Regular readers may recall me previously discussing Rebecca Culshaw (for reference, threads can be found here and here). She’s a PhD mathematician who wrote two articles discussing her departure from her prior research, which focused on mathematical models of HIV infection. I pointed out in one comment that her training is in math, and not biology, and that from her articles, she showed a very poor understanding of not only basic biological techniques (such as the polymerase chain reaction) but infectious disease epidemiology in general. Other HIV deniers responded that, because she did mathematical modelling, of course she had to have training in these areas. I think quotes from her recent interview again show otherwise:
Zenger’s: What were the factors that actually decided you that what we have been told about AIDS cannot be true and that HIV cannot be the cause of it, certainly not the way the mainstream says it is?
Culshaw: There were a lot of different deciding factors, to be honest with you. It was more an accumulation of information, some of it scientific but some of it political and sociological. I’ll start with the scientific evidence first. When I read some of Peter Duesberg’s stuff, I had never known what the difference was, really, between a virus and a retrovirus. I didn’t realize, for example, that our cells can produce retroviruses but they can’t produce real viruses — well, not “real viruses,” I don’t mean.
Zenger’s: Meaning the difference between an endogenous and an exogenous virus.
Culshaw: Yes, thank you. Good.
Note that, according to Culshaw’s own timeline, this is at least well after she was into her Master’s research on HIV models, since she says that the first time she found out about the virus myth group was when she picked up a copy of Spin magazine while on her way to a conference to present a talk. So even though she was already well into her own research modelling HIV, she didn’t understand the difference between an exogenous and an endogenous retrovirus.

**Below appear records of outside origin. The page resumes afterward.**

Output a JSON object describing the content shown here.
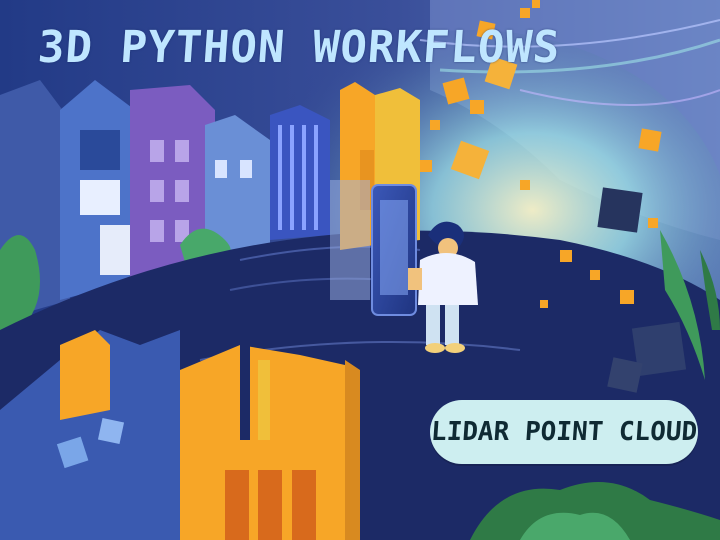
{
  "title": "3D PYTHON WORKFLOWS",
  "badge": "LIDAR POINT CLOUD",
  "colors": {
    "sky": "#2a3f8a",
    "ground": "#1c2a66",
    "orange": "#f7a627",
    "cyan_glow": "#9fe3e6",
    "pill": "#cdeef0",
    "title": "#bfe6ff"
  },
  "illustration": {
    "scene": "city-to-point-cloud",
    "figure": "person-with-tablet"
  }
}
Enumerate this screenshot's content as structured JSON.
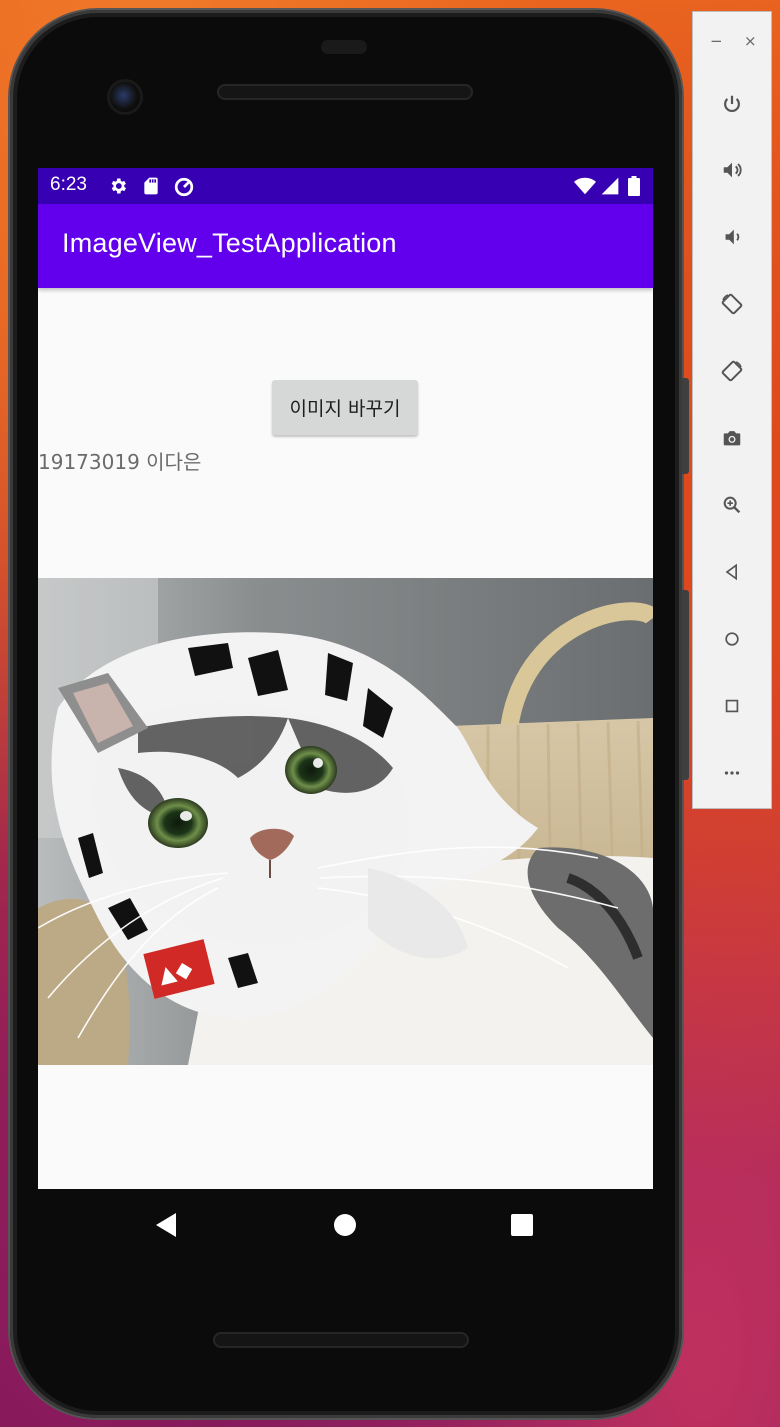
{
  "status_bar": {
    "time": "6:23",
    "left_icons": [
      "settings-icon",
      "sd-card-icon",
      "data-saver-icon"
    ],
    "right_icons": [
      "wifi-icon",
      "cell-signal-icon",
      "battery-icon"
    ]
  },
  "app_bar": {
    "title": "ImageView_TestApplication"
  },
  "content": {
    "change_button_label": "이미지 바꾸기",
    "student_text": "19173019 이다은",
    "image_subject": "cat wearing white patterned headscarf lying in wicker basket"
  },
  "nav_bar": {
    "buttons": [
      "back",
      "home",
      "recents"
    ]
  },
  "emulator_panel": {
    "minimize_label": "−",
    "close_label": "×",
    "buttons": [
      "power",
      "volume-up",
      "volume-down",
      "rotate-left",
      "rotate-right",
      "screenshot",
      "zoom",
      "back",
      "home",
      "overview",
      "more"
    ]
  },
  "colors": {
    "status_bar": "#3700b3",
    "app_bar": "#6200ee",
    "screen_background": "#fafafa",
    "button_background": "#d6d7d7"
  }
}
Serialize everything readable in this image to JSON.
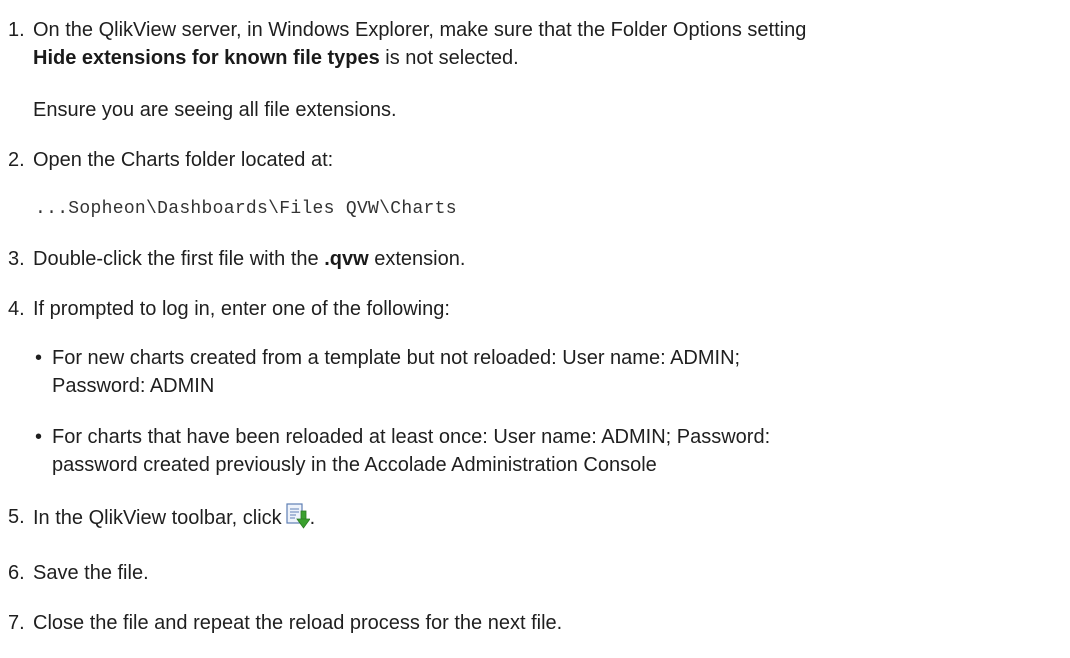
{
  "steps": [
    {
      "number": "1.",
      "lines": [
        "On the QlikView server, in Windows Explorer, make sure that the Folder Options setting"
      ],
      "bold": "Hide extensions for known file types",
      "after_bold": " is not selected.",
      "note": "Ensure you are seeing all file extensions."
    },
    {
      "number": "2.",
      "text": "Open the Charts folder located at:",
      "path": "...Sopheon\\Dashboards\\Files QVW\\Charts"
    },
    {
      "number": "3.",
      "before_bold": "Double-click the first file with the ",
      "bold": ".qvw",
      "after_bold": " extension."
    },
    {
      "number": "4.",
      "text": "If prompted to log in, enter one of the following:",
      "bullets": [
        {
          "line1": "For new charts created from a template but not reloaded: User name: ADMIN;",
          "line2": "Password: ADMIN"
        },
        {
          "line1": "For charts that have been reloaded at least once: User name: ADMIN; Password:",
          "line2": "password created previously in the Accolade Administration Console"
        }
      ],
      "bullet_char": "•"
    },
    {
      "number": "5.",
      "text": "In the QlikView toolbar, click",
      "after_icon": ".",
      "icon": "reload-icon"
    },
    {
      "number": "6.",
      "text": "Save the file."
    },
    {
      "number": "7.",
      "text": "Close the file and repeat the reload process for the next file."
    }
  ]
}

It’s things like this that make scientists tear their hair out. Culshaw claims that “it was not the mathematical models themselves that caused [her] to doubt HIV, but rather the scientific literature on which the models are based.” So clearly, she must know more than HIV virologists who’ve spent their careers studying the cell biology, pathogenesis, immunology, epidemiology, etc. of the virus. But even in this current interview, her interviewer is the one who has to set her straight regarding some very basic viral biology. This is the reason why I discussed how arguments from authority should be taken with a great deal of salt. Having knowledge in one area doesn’t make you an expert across the board.
The rest of the interview is largely a collection of HIV-denial talking points, but there are a few parts that are interesting. I know mathematicians often get stereotyped as being a bit too uptight and logic-focused, and not having much understanding of how experimental science operates. Culshaw, unfortunately, seems to fit that stereotype:
As mathematicians, we’re trained to be very, very skeptical of our own theories. If you come up with some model or some idea that works for basically everything you’ve observed, you state it as a conjecture and then you try to prove it. But you never, ever, ever say, “Well, I’ve seen all these examples, and it works for all these examples, therefore it must be true.” You can’t do that. You would never finish your course, let alone get anything published.
Another thing is that if you have a theory, and you come across one counter-example that flies in the face of that theory, then you have to throw it out. You cannot use it again. It seemed to me, like with the HIV theory, not only were they using a bunch of examples but they were throwing away every counter-example that they found. I understand that medicine and biology are not as rigorous as mathematics, and there might be a little bit more room to move when it comes to proving things, but it seemed that they came up with this theory, and when it didn’t fit the observations, it wasn’t the theory that’s wrong, it was the observations. That’s counter-natural. That’s not the way science should work.
The problem is that there aren’t any counter-examples that “fly in the face of the theory,” and that biology is simply a lot messier than mathematics. As I’ve mentioned many times, if Culshaw’s objections were applied universally to all infectious disease research, we’d have many more germ theory deniers out there. At least they’re consisent.